▶ Exercise prompt: Output all entries exactly; images excluded.

▶ Material provided:
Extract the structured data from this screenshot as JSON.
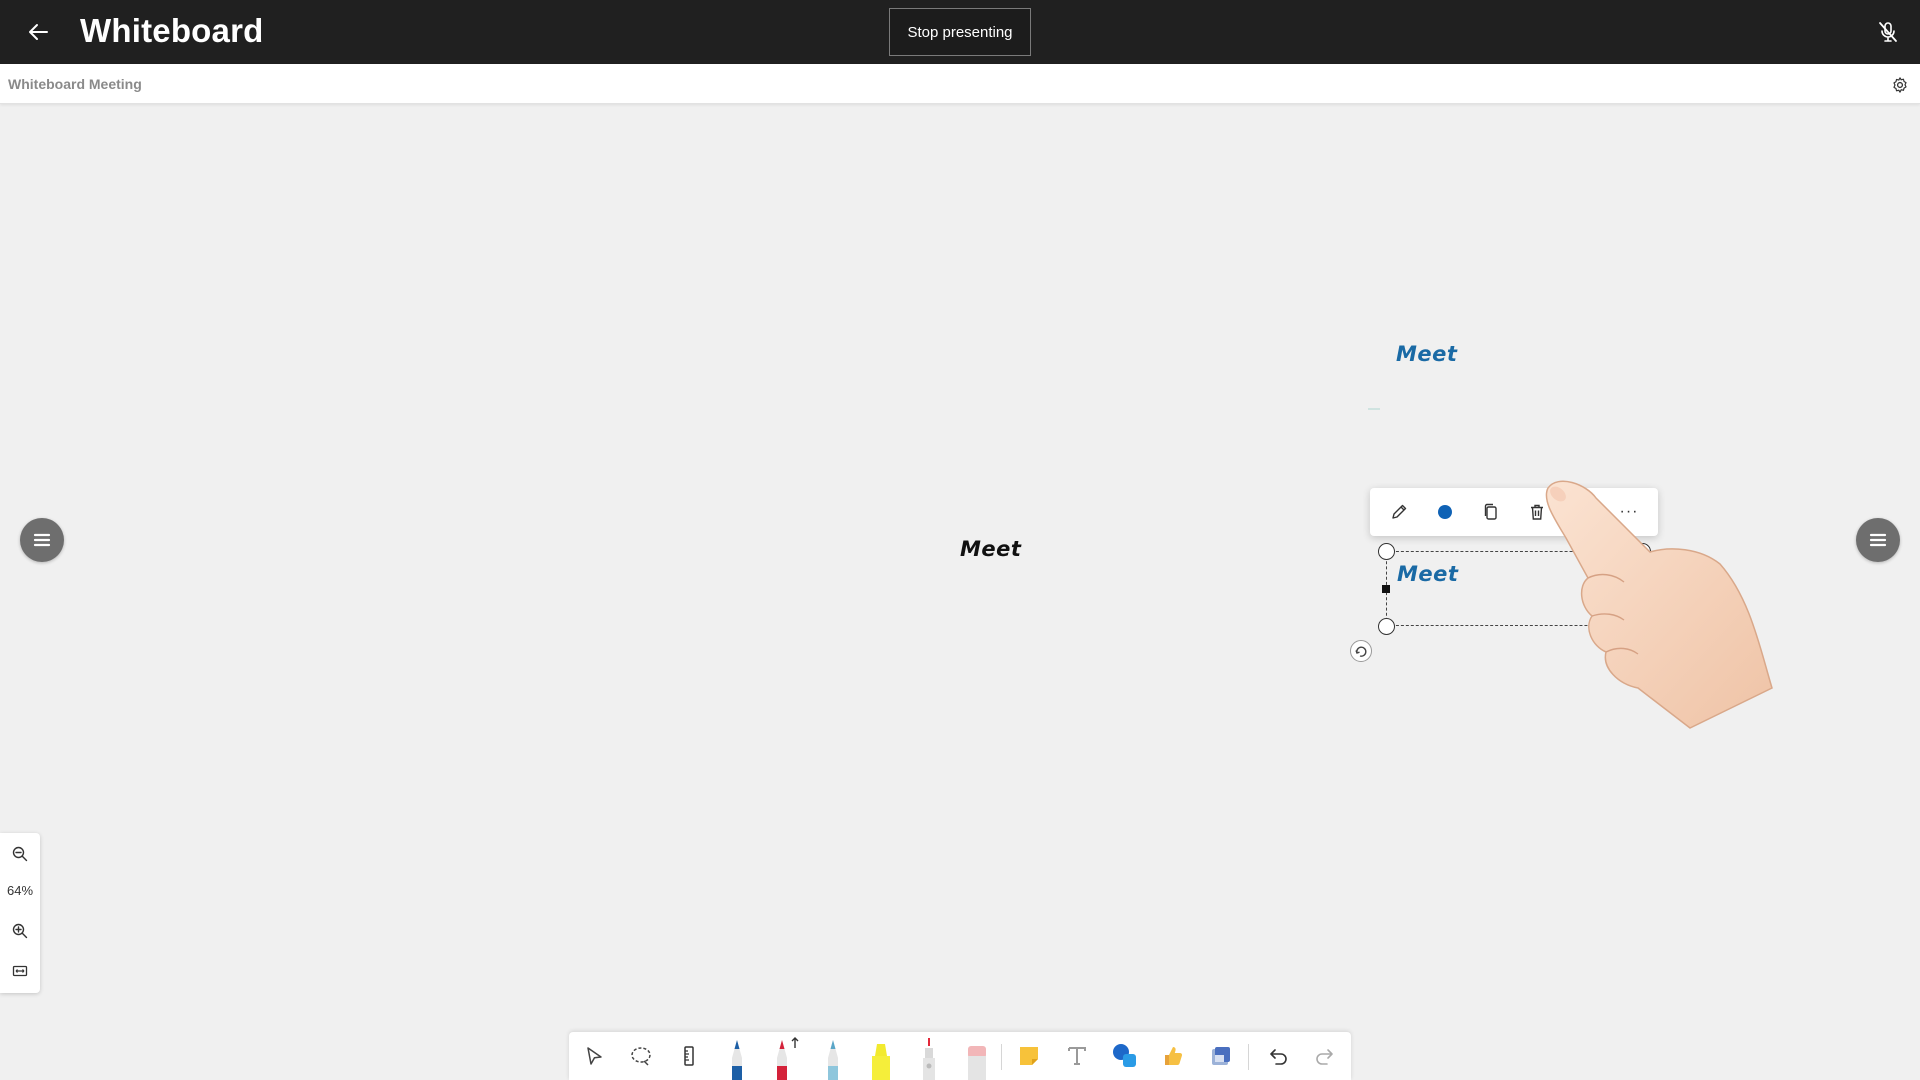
{
  "header": {
    "title": "Whiteboard",
    "stop_presenting_label": "Stop presenting"
  },
  "subheader": {
    "meeting_name": "Whiteboard Meeting"
  },
  "canvas": {
    "texts": [
      {
        "id": "meet-center",
        "text": "Meet",
        "color": "#111111"
      },
      {
        "id": "meet-top",
        "text": "Meet",
        "color": "#1a6aa5"
      },
      {
        "id": "meet-selected",
        "text": "Meet",
        "color": "#1a6aa5"
      }
    ]
  },
  "context_toolbar": {
    "items": [
      "edit-icon",
      "color-icon",
      "copy-icon",
      "delete-icon",
      "duplicate-icon",
      "more-icon"
    ],
    "color": "#0f62b5",
    "more_label": "···"
  },
  "zoom": {
    "level": "64%"
  },
  "tools": {
    "items": [
      "select",
      "lasso",
      "ruler",
      "blue-pen",
      "red-pen",
      "light-blue-pen",
      "highlighter",
      "laser-pointer",
      "eraser",
      "sticky-note",
      "text",
      "shapes",
      "reactions",
      "templates",
      "undo",
      "redo"
    ]
  },
  "colors": {
    "topbar": "#202020",
    "canvas": "#f0f0f0",
    "accent_blue": "#1a6aa5"
  }
}
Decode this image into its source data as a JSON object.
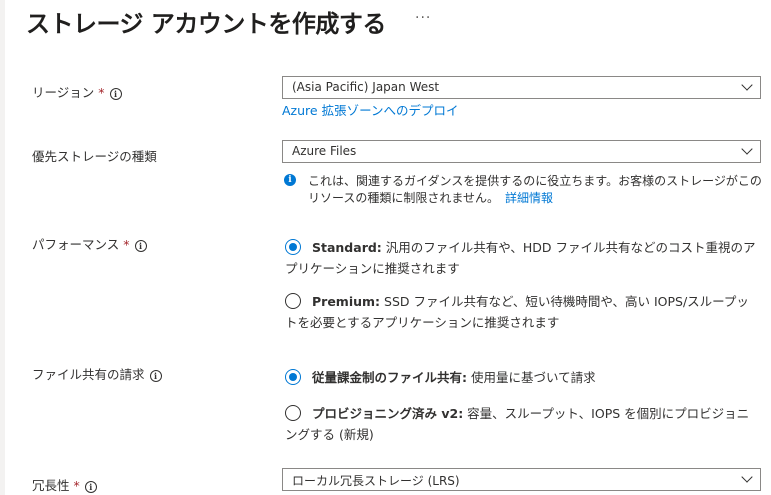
{
  "page": {
    "title": "ストレージ アカウントを作成する",
    "more_label": "···"
  },
  "region": {
    "label": "リージョン",
    "required": "*",
    "info": "i",
    "value": "(Asia Pacific) Japan West",
    "link": "Azure 拡張ゾーンへのデプロイ"
  },
  "primary_storage": {
    "label": "優先ストレージの種類",
    "value": "Azure Files",
    "info_icon": "i",
    "info_text": "これは、関連するガイダンスを提供するのに役立ちます。お客様のストレージがこのリソースの種類に制限されません。",
    "info_link": "詳細情報"
  },
  "performance": {
    "label": "パフォーマンス",
    "required": "*",
    "info": "i",
    "options": [
      {
        "title": "Standard:",
        "desc": " 汎用のファイル共有や、HDD ファイル共有などのコスト重視のアプリケーションに推奨されます",
        "selected": true
      },
      {
        "title": "Premium:",
        "desc": " SSD ファイル共有など、短い待機時間や、高い IOPS/スループットを必要とするアプリケーションに推奨されます",
        "selected": false
      }
    ]
  },
  "billing": {
    "label": "ファイル共有の請求",
    "info": "i",
    "options": [
      {
        "title": "従量課金制のファイル共有:",
        "desc": " 使用量に基づいて請求",
        "selected": true
      },
      {
        "title": "プロビジョニング済み v2:",
        "desc": " 容量、スループット、IOPS を個別にプロビジョニングする (新規)",
        "selected": false
      }
    ]
  },
  "redundancy": {
    "label": "冗長性",
    "required": "*",
    "info": "i",
    "value": "ローカル冗長ストレージ (LRS)"
  },
  "colors": {
    "accent": "#0078d4",
    "required": "#a4262c",
    "border": "#8a8886",
    "text": "#323130"
  },
  "icons": [
    "info-icon",
    "chevron-down-icon",
    "radio-button",
    "more-icon"
  ]
}
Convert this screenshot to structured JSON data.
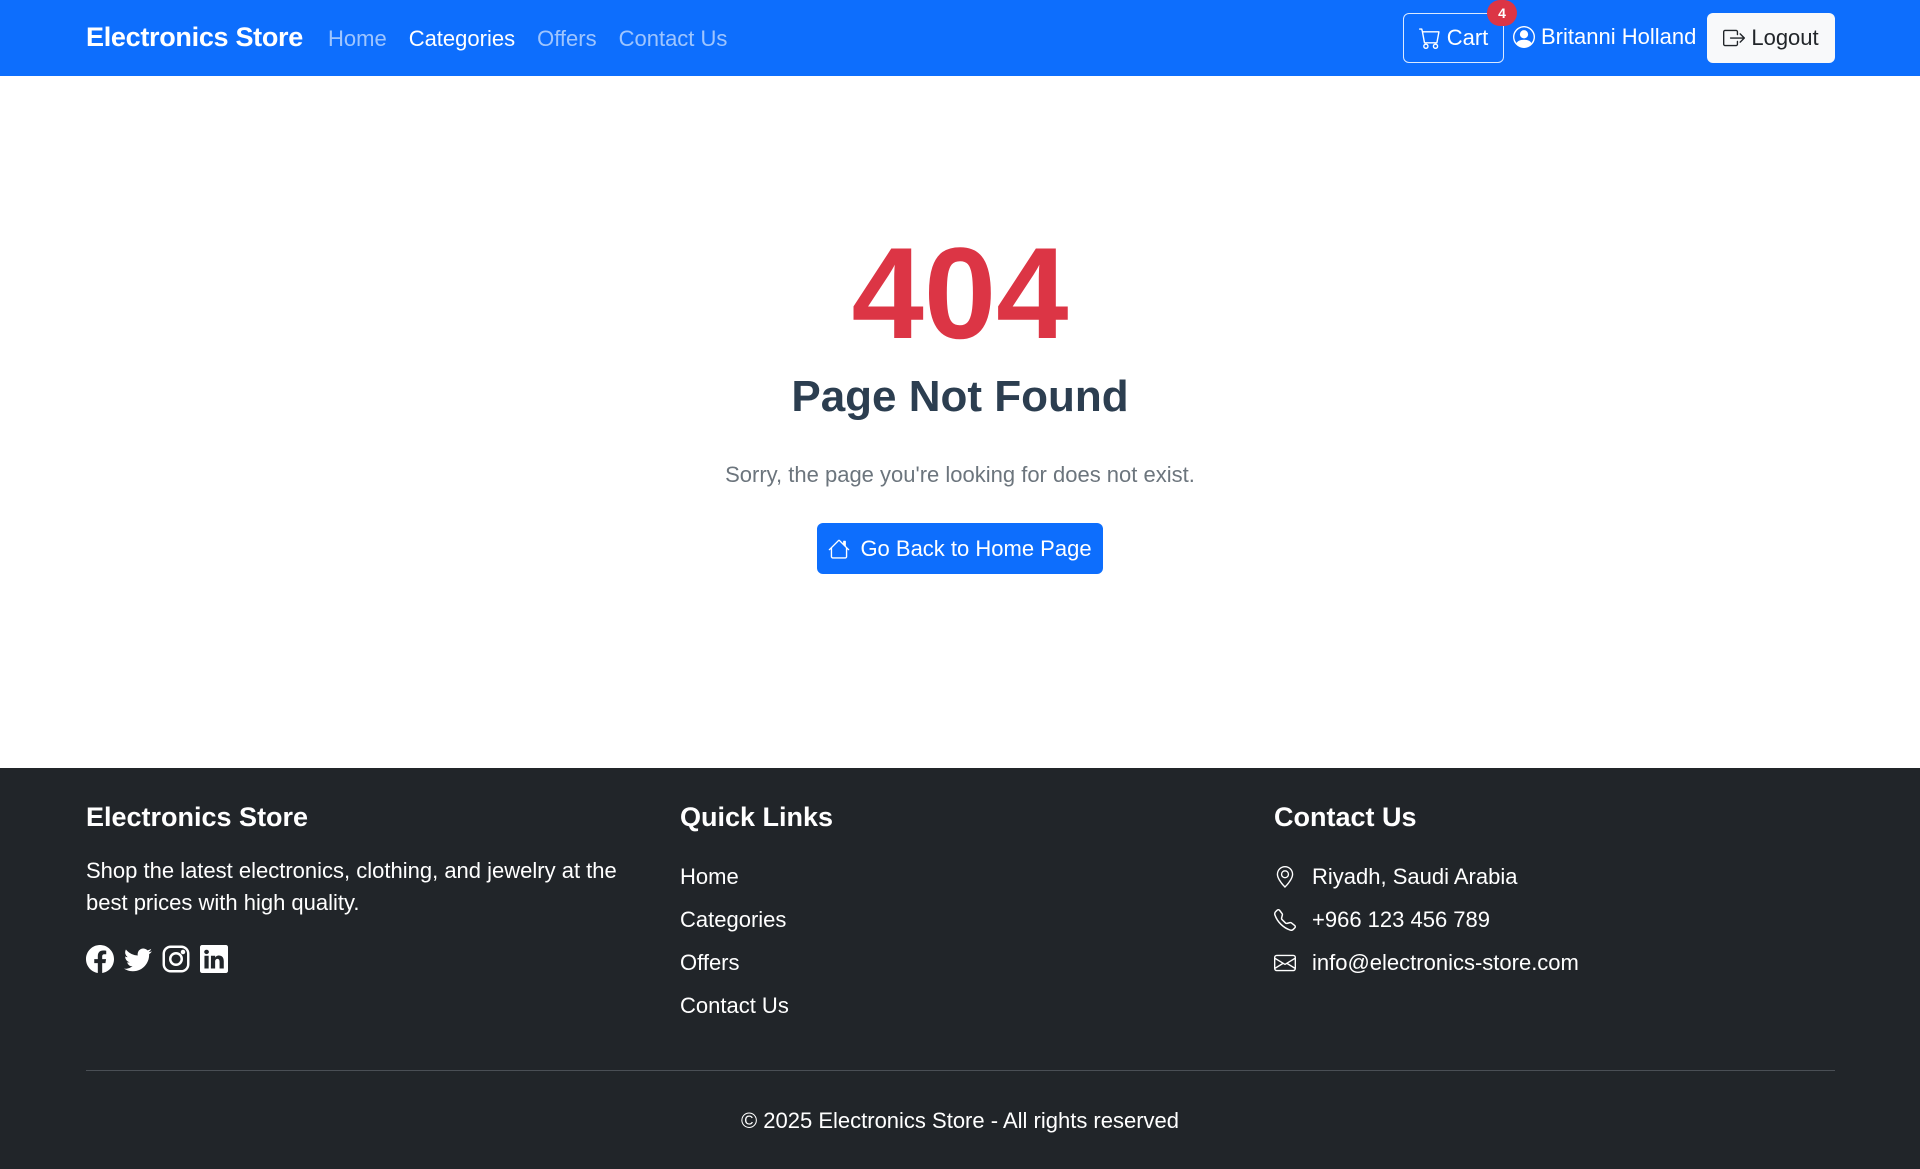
{
  "navbar": {
    "brand": "Electronics Store",
    "links": [
      {
        "label": "Home",
        "active": false
      },
      {
        "label": "Categories",
        "active": true
      },
      {
        "label": "Offers",
        "active": false
      },
      {
        "label": "Contact Us",
        "active": false
      }
    ],
    "cart_label": "Cart",
    "cart_count": "4",
    "user_name": "Britanni Holland",
    "logout_label": "Logout"
  },
  "main": {
    "error_code": "404",
    "title": "Page Not Found",
    "message": "Sorry, the page you're looking for does not exist.",
    "home_button": "Go Back to Home Page"
  },
  "footer": {
    "about": {
      "title": "Electronics Store",
      "description": "Shop the latest electronics, clothing, and jewelry at the best prices with high quality.",
      "socials": [
        "facebook-icon",
        "twitter-icon",
        "instagram-icon",
        "linkedin-icon"
      ]
    },
    "quick_links": {
      "title": "Quick Links",
      "items": [
        "Home",
        "Categories",
        "Offers",
        "Contact Us"
      ]
    },
    "contact": {
      "title": "Contact Us",
      "address": "Riyadh, Saudi Arabia",
      "phone": "+966 123 456 789",
      "email": "info@electronics-store.com"
    },
    "copyright": "© 2025 Electronics Store - All rights reserved"
  },
  "colors": {
    "primary": "#0d6efd",
    "danger": "#dc3545",
    "footer_bg": "#212529",
    "title": "#2c3e50"
  }
}
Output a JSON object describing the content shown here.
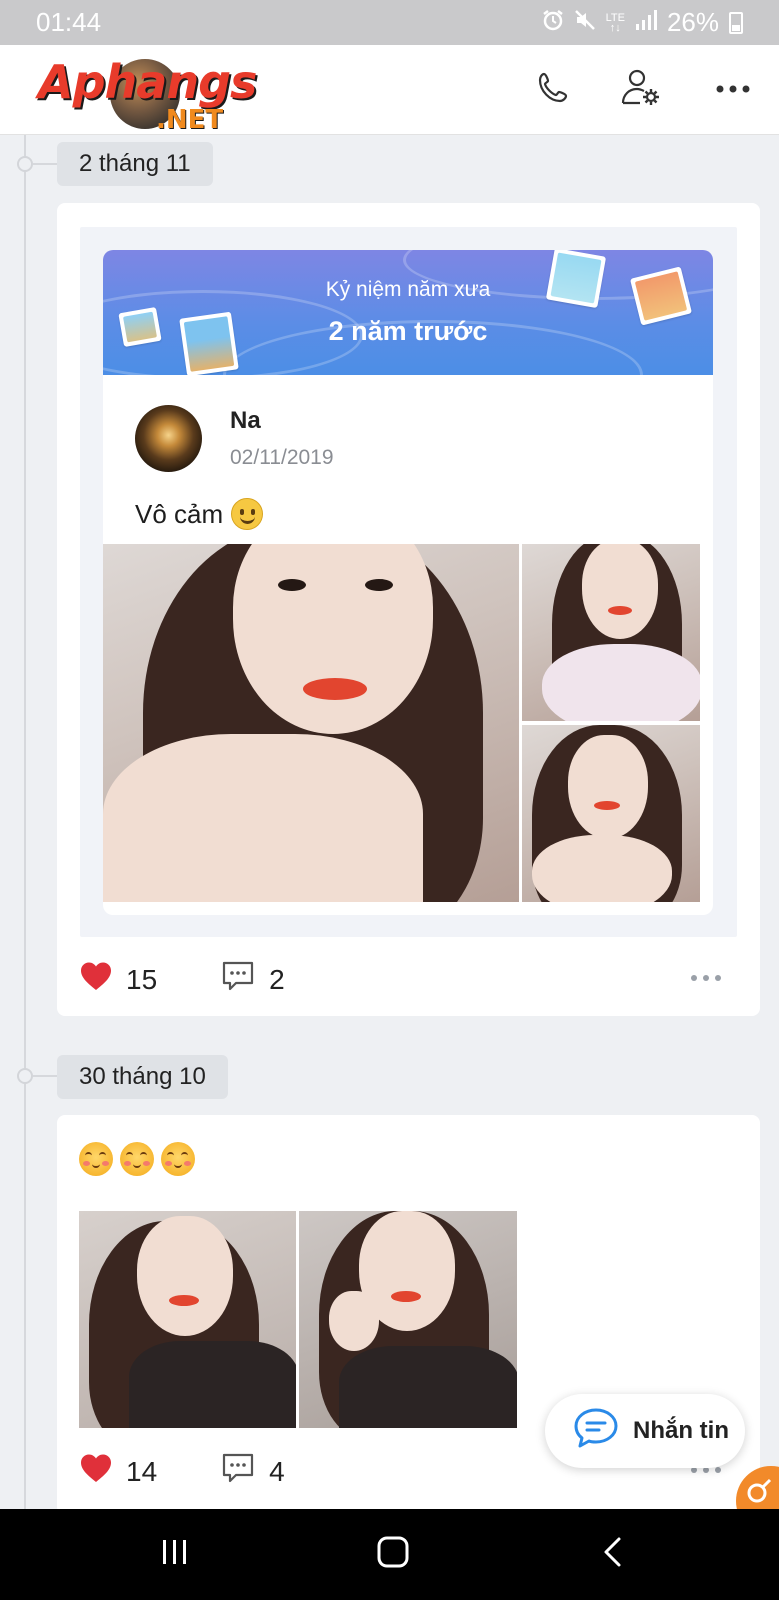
{
  "status_bar": {
    "time": "01:44",
    "network": "LTE",
    "battery": "26%",
    "icons": [
      "alarm-icon",
      "mute-icon",
      "lte-icon",
      "signal-icon",
      "battery-icon"
    ]
  },
  "header": {
    "logo_main": "Aphangs",
    "logo_suffix": ".NET",
    "icons": [
      "phone-icon",
      "user-settings-icon",
      "more-icon"
    ]
  },
  "posts": [
    {
      "date_label": "2 tháng 11",
      "memory": {
        "kicker": "Kỷ niệm năm xưa",
        "title": "2 năm trước",
        "author": "Na",
        "date": "02/11/2019",
        "text": "Vô cảm"
      },
      "likes": "15",
      "comments": "2"
    },
    {
      "date_label": "30 tháng 10",
      "likes": "14",
      "comments": "4"
    }
  ],
  "message_button": {
    "label": "Nhắn tin"
  },
  "colors": {
    "accent_blue": "#4c8ee6",
    "heart": "#e0303a",
    "status_bar": "#c9c9cb",
    "orange": "#f28a2a"
  }
}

▶ Completed task:
Extract the structured data from this screenshot as JSON.
{
  "header": {
    "title": "Whiteboard",
    "stop_presenting_label": "Stop presenting"
  },
  "subheader": {
    "meeting_name": "Whiteboard Meeting"
  },
  "canvas": {
    "texts": [
      {
        "id": "meet-center",
        "text": "Meet",
        "color": "#111111"
      },
      {
        "id": "meet-top",
        "text": "Meet",
        "color": "#1a6aa5"
      },
      {
        "id": "meet-selected",
        "text": "Meet",
        "color": "#1a6aa5"
      }
    ]
  },
  "context_toolbar": {
    "items": [
      "edit-icon",
      "color-icon",
      "copy-icon",
      "delete-icon",
      "duplicate-icon",
      "more-icon"
    ],
    "color": "#0f62b5",
    "more_label": "···"
  },
  "zoom": {
    "level": "64%"
  },
  "tools": {
    "items": [
      "select",
      "lasso",
      "ruler",
      "blue-pen",
      "red-pen",
      "light-blue-pen",
      "highlighter",
      "laser-pointer",
      "eraser",
      "sticky-note",
      "text",
      "shapes",
      "reactions",
      "templates",
      "undo",
      "redo"
    ]
  },
  "colors": {
    "topbar": "#202020",
    "canvas": "#f0f0f0",
    "accent_blue": "#1a6aa5"
  }
}
Decode this image into its source data as a JSON object.
{
  "page": {
    "title": "ストレージ アカウントを作成する",
    "more_label": "···"
  },
  "region": {
    "label": "リージョン",
    "required": "*",
    "info": "i",
    "value": "(Asia Pacific) Japan West",
    "link": "Azure 拡張ゾーンへのデプロイ"
  },
  "primary_storage": {
    "label": "優先ストレージの種類",
    "value": "Azure Files",
    "info_icon": "i",
    "info_text": "これは、関連するガイダンスを提供するのに役立ちます。お客様のストレージがこのリソースの種類に制限されません。",
    "info_link": "詳細情報"
  },
  "performance": {
    "label": "パフォーマンス",
    "required": "*",
    "info": "i",
    "options": [
      {
        "title": "Standard:",
        "desc": " 汎用のファイル共有や、HDD ファイル共有などのコスト重視のアプリケーションに推奨されます",
        "selected": true
      },
      {
        "title": "Premium:",
        "desc": " SSD ファイル共有など、短い待機時間や、高い IOPS/スループットを必要とするアプリケーションに推奨されます",
        "selected": false
      }
    ]
  },
  "billing": {
    "label": "ファイル共有の請求",
    "info": "i",
    "options": [
      {
        "title": "従量課金制のファイル共有:",
        "desc": " 使用量に基づいて請求",
        "selected": true
      },
      {
        "title": "プロビジョニング済み v2:",
        "desc": " 容量、スループット、IOPS を個別にプロビジョニングする (新規)",
        "selected": false
      }
    ]
  },
  "redundancy": {
    "label": "冗長性",
    "required": "*",
    "info": "i",
    "value": "ローカル冗長ストレージ (LRS)"
  },
  "colors": {
    "accent": "#0078d4",
    "required": "#a4262c",
    "border": "#8a8886",
    "text": "#323130"
  },
  "icons": [
    "info-icon",
    "chevron-down-icon",
    "radio-button",
    "more-icon"
  ]
}
Convert this screenshot to structured JSON data.
{
  "navbar": {
    "brand": "Electronics Store",
    "links": [
      {
        "label": "Home",
        "active": false
      },
      {
        "label": "Categories",
        "active": true
      },
      {
        "label": "Offers",
        "active": false
      },
      {
        "label": "Contact Us",
        "active": false
      }
    ],
    "cart_label": "Cart",
    "cart_count": "4",
    "user_name": "Britanni Holland",
    "logout_label": "Logout"
  },
  "main": {
    "error_code": "404",
    "title": "Page Not Found",
    "message": "Sorry, the page you're looking for does not exist.",
    "home_button": "Go Back to Home Page"
  },
  "footer": {
    "about": {
      "title": "Electronics Store",
      "description": "Shop the latest electronics, clothing, and jewelry at the best prices with high quality.",
      "socials": [
        "facebook-icon",
        "twitter-icon",
        "instagram-icon",
        "linkedin-icon"
      ]
    },
    "quick_links": {
      "title": "Quick Links",
      "items": [
        "Home",
        "Categories",
        "Offers",
        "Contact Us"
      ]
    },
    "contact": {
      "title": "Contact Us",
      "address": "Riyadh, Saudi Arabia",
      "phone": "+966 123 456 789",
      "email": "info@electronics-store.com"
    },
    "copyright": "© 2025 Electronics Store - All rights reserved"
  },
  "colors": {
    "primary": "#0d6efd",
    "danger": "#dc3545",
    "footer_bg": "#212529",
    "title": "#2c3e50"
  }
}
Output a JSON object describing the content shown here.
{
  "status_bar": {
    "time": "01:44",
    "network": "LTE",
    "battery": "26%",
    "icons": [
      "alarm-icon",
      "mute-icon",
      "lte-icon",
      "signal-icon",
      "battery-icon"
    ]
  },
  "header": {
    "logo_main": "Aphangs",
    "logo_suffix": ".NET",
    "icons": [
      "phone-icon",
      "user-settings-icon",
      "more-icon"
    ]
  },
  "posts": [
    {
      "date_label": "2 tháng 11",
      "memory": {
        "kicker": "Kỷ niệm năm xưa",
        "title": "2 năm trước",
        "author": "Na",
        "date": "02/11/2019",
        "text": "Vô cảm"
      },
      "likes": "15",
      "comments": "2"
    },
    {
      "date_label": "30 tháng 10",
      "likes": "14",
      "comments": "4"
    }
  ],
  "message_button": {
    "label": "Nhắn tin"
  },
  "colors": {
    "accent_blue": "#4c8ee6",
    "heart": "#e0303a",
    "status_bar": "#c9c9cb",
    "orange": "#f28a2a"
  }
}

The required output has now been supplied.